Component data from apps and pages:
■ ■ ■
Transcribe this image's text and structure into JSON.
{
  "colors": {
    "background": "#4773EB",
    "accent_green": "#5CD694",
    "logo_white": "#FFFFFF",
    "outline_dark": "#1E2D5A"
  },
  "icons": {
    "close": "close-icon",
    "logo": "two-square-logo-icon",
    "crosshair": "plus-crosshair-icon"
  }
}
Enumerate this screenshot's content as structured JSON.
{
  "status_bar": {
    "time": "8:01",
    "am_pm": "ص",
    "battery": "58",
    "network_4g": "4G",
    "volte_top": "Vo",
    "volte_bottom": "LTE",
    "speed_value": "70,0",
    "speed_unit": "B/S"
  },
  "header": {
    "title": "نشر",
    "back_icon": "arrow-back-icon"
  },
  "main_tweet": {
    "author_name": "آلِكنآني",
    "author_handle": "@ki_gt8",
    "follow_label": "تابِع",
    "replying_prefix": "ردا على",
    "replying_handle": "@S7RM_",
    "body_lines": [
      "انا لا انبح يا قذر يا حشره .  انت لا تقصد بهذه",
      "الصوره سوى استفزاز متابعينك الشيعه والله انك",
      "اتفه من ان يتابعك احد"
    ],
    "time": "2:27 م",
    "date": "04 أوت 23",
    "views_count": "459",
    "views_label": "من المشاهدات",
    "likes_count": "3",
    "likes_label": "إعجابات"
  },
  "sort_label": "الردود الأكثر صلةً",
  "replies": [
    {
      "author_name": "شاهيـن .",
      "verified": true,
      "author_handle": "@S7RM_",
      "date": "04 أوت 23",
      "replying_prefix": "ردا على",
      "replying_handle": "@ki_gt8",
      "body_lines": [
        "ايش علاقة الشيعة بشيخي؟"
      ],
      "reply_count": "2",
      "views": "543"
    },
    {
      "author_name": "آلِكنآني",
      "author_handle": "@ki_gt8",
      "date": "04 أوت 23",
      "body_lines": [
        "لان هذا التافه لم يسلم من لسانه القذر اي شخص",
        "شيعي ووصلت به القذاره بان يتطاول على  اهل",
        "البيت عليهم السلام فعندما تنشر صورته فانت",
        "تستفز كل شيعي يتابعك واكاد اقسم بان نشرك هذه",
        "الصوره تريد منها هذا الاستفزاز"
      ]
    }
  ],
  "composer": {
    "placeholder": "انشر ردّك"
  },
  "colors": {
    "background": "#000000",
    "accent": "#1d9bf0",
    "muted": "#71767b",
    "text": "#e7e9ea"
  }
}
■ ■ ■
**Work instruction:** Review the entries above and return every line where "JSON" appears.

**Answer below:**
Transcribe this image's text and structure into JSON.
Enumerate this screenshot's content as structured JSON.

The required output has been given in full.